Dataset entries
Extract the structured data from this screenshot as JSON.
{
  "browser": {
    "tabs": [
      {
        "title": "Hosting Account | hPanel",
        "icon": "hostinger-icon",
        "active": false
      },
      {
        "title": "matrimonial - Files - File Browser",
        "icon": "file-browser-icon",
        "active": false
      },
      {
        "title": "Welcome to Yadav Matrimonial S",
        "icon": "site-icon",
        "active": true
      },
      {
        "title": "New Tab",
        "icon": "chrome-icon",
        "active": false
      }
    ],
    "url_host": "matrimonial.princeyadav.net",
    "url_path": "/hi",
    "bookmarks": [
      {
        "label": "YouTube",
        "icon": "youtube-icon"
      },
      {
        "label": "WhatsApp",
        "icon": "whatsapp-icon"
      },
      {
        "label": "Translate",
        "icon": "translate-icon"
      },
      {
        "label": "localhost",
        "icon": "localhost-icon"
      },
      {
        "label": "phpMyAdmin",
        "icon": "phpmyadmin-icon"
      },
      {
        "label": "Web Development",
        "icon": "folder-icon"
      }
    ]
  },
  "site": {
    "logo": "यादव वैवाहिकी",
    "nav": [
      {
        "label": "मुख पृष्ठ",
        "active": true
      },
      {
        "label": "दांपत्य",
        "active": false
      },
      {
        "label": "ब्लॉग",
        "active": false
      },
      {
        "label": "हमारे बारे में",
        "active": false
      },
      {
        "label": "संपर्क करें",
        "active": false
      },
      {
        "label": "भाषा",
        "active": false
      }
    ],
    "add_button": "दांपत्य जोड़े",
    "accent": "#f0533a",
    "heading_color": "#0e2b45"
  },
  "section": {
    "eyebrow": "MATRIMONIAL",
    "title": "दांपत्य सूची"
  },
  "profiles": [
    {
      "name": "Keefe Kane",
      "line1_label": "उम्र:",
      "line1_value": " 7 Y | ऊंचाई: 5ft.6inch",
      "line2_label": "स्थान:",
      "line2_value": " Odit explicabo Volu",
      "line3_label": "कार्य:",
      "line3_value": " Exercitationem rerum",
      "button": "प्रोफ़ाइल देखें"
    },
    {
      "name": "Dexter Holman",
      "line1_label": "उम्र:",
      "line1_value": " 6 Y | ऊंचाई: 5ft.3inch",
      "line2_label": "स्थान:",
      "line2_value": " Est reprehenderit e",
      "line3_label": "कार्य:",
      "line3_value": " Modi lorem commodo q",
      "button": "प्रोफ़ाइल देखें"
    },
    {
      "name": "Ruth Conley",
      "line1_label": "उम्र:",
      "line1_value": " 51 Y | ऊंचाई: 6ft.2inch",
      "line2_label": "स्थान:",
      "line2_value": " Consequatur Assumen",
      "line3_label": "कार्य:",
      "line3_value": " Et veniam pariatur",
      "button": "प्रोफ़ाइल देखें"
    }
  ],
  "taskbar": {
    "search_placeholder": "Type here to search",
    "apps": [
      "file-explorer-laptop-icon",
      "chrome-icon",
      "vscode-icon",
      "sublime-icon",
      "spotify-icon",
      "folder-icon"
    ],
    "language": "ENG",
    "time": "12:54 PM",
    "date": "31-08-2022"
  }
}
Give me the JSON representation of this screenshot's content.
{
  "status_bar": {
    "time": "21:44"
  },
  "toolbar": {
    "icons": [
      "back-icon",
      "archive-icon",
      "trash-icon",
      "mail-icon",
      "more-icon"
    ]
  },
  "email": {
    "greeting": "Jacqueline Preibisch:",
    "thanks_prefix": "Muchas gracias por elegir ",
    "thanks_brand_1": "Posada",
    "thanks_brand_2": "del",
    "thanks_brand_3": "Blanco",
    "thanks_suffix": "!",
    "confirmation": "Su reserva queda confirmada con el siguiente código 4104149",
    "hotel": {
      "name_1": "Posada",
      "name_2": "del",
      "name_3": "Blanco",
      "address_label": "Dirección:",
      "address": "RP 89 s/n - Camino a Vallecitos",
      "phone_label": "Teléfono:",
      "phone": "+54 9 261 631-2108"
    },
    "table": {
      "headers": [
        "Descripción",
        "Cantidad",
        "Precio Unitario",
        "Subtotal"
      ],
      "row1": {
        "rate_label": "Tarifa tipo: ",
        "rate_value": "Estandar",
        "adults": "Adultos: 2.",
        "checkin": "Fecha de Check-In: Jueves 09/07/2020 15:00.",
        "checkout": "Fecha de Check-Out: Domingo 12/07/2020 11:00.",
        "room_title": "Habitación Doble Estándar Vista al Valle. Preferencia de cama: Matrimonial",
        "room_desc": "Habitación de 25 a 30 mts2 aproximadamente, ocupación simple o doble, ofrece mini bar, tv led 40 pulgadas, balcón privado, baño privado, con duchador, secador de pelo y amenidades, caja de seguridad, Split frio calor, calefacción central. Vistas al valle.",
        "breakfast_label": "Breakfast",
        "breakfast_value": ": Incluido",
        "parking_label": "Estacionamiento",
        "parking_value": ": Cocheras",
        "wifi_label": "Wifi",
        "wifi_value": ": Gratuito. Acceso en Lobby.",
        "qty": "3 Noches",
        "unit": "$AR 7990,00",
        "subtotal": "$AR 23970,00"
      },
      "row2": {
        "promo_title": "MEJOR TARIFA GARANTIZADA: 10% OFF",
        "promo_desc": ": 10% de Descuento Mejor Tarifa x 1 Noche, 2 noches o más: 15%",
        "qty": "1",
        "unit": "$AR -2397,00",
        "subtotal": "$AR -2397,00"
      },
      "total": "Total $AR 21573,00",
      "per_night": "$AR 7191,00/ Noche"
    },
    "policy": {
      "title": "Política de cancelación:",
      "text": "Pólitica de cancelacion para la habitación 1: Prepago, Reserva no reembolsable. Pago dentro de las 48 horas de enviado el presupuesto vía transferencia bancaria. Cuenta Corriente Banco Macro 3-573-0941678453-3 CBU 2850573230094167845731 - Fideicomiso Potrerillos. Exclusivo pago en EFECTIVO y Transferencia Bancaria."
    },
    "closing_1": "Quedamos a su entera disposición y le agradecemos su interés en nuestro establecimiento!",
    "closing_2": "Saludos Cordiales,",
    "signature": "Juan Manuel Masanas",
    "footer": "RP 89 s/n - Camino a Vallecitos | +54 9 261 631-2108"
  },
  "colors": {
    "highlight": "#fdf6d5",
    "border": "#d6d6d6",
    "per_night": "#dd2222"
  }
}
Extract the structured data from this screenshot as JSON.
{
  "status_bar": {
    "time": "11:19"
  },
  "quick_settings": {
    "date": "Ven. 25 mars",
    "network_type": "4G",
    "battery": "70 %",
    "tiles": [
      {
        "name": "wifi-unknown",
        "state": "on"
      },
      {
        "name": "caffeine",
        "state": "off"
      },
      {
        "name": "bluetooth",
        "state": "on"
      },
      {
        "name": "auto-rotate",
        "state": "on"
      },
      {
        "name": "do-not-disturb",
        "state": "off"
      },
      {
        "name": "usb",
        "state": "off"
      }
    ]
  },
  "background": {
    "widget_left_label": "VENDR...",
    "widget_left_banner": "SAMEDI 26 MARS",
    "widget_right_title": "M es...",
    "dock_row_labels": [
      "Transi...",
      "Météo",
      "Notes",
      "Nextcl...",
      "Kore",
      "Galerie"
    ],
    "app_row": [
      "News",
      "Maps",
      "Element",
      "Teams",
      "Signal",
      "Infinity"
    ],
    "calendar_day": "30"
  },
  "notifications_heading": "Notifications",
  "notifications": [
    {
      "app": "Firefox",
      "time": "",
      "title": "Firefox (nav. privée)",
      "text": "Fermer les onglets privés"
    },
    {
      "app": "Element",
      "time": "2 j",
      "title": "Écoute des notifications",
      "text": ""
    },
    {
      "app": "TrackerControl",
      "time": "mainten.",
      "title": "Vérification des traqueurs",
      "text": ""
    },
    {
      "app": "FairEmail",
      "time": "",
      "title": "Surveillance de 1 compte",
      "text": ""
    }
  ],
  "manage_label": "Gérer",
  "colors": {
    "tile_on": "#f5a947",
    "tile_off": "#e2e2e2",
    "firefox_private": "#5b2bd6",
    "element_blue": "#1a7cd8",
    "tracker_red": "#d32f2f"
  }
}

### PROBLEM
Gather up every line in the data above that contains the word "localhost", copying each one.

### SOLUTION TO THIS EXERCISE
        "label": "localhost",
        "icon": "localhost-icon"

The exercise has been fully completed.